Tax planning for an unknown future
The Imprudent Accountant suggests that this is the moment to begin to consider future tax planning strategy.
There seems to be a general consensus among economists that the government is going to have to increase taxes significantly at some point in the not-too-distant future. Even the chancellor of the Exchequer struggles to play down the prospect.
We have all seen suggestions that such action might take place imminently, but most experts seem to feel that both individuals and the beleaguered business community need support to survive at the moment so tax hikes will have to wait.
What I do know is that any competent accountant should immediately see this as an opportunity to generate new business from existing clients and, arguably even better, a chance to get ourselves out into the market with a valuable and much-desired product.
A chance to save some money
It has become a truism that clients are reluctant to pay substantial fees for compliance work such as audits or basic tax return work. This situation will only get worse when they are struggling to make ends meet.
The high value work for which clients are happy to pay premium fees arises when there is an opportunity to save someone some money.
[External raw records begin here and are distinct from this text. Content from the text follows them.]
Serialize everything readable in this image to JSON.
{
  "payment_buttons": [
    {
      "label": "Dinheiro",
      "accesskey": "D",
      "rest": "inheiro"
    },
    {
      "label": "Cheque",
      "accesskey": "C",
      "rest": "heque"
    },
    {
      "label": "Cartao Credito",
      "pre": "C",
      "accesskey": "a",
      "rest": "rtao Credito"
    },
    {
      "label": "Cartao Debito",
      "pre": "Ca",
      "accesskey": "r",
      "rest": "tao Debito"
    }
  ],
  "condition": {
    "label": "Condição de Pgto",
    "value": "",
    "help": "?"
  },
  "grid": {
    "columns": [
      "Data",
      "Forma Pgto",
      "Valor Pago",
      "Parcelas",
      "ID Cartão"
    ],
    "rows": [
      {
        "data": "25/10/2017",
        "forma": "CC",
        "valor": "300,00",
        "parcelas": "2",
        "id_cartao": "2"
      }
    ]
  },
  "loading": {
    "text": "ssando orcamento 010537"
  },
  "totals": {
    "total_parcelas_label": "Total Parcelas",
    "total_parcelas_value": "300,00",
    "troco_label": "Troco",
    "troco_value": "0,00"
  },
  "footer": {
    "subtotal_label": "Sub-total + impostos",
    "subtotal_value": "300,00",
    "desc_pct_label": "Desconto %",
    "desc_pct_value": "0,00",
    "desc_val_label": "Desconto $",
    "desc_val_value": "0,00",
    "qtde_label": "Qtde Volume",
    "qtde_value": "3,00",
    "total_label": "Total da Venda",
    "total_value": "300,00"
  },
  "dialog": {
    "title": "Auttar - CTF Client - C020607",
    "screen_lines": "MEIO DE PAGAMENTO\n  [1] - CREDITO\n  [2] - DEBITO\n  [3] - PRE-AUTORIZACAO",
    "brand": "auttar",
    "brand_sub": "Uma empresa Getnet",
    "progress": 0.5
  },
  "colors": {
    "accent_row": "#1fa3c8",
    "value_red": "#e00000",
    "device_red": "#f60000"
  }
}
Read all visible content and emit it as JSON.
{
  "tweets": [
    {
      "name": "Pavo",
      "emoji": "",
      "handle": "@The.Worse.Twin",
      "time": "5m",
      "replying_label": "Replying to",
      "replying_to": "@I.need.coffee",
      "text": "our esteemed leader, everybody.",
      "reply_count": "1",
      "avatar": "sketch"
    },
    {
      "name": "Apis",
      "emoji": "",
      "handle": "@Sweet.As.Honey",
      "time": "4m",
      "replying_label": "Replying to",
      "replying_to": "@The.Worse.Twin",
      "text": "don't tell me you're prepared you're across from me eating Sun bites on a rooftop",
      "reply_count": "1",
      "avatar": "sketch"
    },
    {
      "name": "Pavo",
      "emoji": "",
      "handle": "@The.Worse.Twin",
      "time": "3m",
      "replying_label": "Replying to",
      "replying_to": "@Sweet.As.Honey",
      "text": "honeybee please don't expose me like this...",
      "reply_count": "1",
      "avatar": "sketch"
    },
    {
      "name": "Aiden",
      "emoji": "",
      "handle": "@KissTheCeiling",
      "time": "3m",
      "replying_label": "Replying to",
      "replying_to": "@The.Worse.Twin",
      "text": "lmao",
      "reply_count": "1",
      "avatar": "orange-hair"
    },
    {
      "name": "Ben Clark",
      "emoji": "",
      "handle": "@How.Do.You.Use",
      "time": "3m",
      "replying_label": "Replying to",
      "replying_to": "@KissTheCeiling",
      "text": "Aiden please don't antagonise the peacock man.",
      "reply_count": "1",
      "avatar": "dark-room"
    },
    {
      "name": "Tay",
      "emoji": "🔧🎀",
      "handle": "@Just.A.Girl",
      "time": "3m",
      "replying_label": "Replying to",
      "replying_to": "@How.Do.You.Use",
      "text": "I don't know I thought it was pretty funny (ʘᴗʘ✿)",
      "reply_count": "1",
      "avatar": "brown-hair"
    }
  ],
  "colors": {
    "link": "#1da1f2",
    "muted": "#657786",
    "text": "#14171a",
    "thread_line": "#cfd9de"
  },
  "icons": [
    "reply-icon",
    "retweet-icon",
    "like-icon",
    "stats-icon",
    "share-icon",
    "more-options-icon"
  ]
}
We all have our favourite examples, but these might include facilitating a business purchase or sale, negotiating a great deal with HMRC or possibly introducing a means of reducing overall tax liabilities, either now or further down the line.
The combination of Covid-19 and breaking ties with the European Union is creating an almost unimaginably large black hole in UK plc. This increase has expanded my vocabulary with the introduction of a measure with which few of us have been familiar until the last few months, the trillion.
The trillion pound challenge
Even worse, rather than defining the budget surplus that our government would love to share with its citizens, this is the expression of a deficit. While the United States has luxuriated in its trillion-dollar deficit for some time, this is yet another example where the UK is following their lead. The fact that our deficits are represented by pounds sterling is likely to be a moot point given that the two currencies are slowly trending towards parity.
In recent years, tax levels have generally been stable or reduced across-the-board. Therefore, the tried and trusted techniques of tax minimisation when increases were on the horizon have largely gone out of fashion.
Given all of these factors, it is time that we began to dust them down and start to consider what might be most appropriate on the basis of our expectations regarding future tax policy.
I do have to acknowledge here that the position might be complicated even further by the financial straits in which so many clients will find themselves.
However, there are likely to be clear benefits to both individuals and corporates, provided that they are willing to gamble on the future.
I do not want to spoil readers’ fun by suggesting specific tax saving measures that could be effective, partly because AccountingWEB does not want to get sued if something goes badly wrong, but more particularly as there are far too many variants available.
Put simply though, there could, for example, be chances to make strategic use of losses, or savings could be made by taking a few simple steps to ensure that profits fall into years with lower tax liabilities rather than higher.
What all of this means is that, at a time when most of us are finding income streams diminishing, there might be some genuine marketing opportunities available that can promote the kind of work that is not only intellectual challenging but also very lucrative – ie our favourite types of work.
To get you thinking, there could, for example, be chances to make strategic use of losses or savings could be made by taking a few simple steps to ensure that profits fall into years with lower tax liabilities rather than higher.
If any of you are ahead of the game and have already begun to advise clients on worthwhile schemes and plans are guaranteed to second guess the Chancellor, we’d love to know.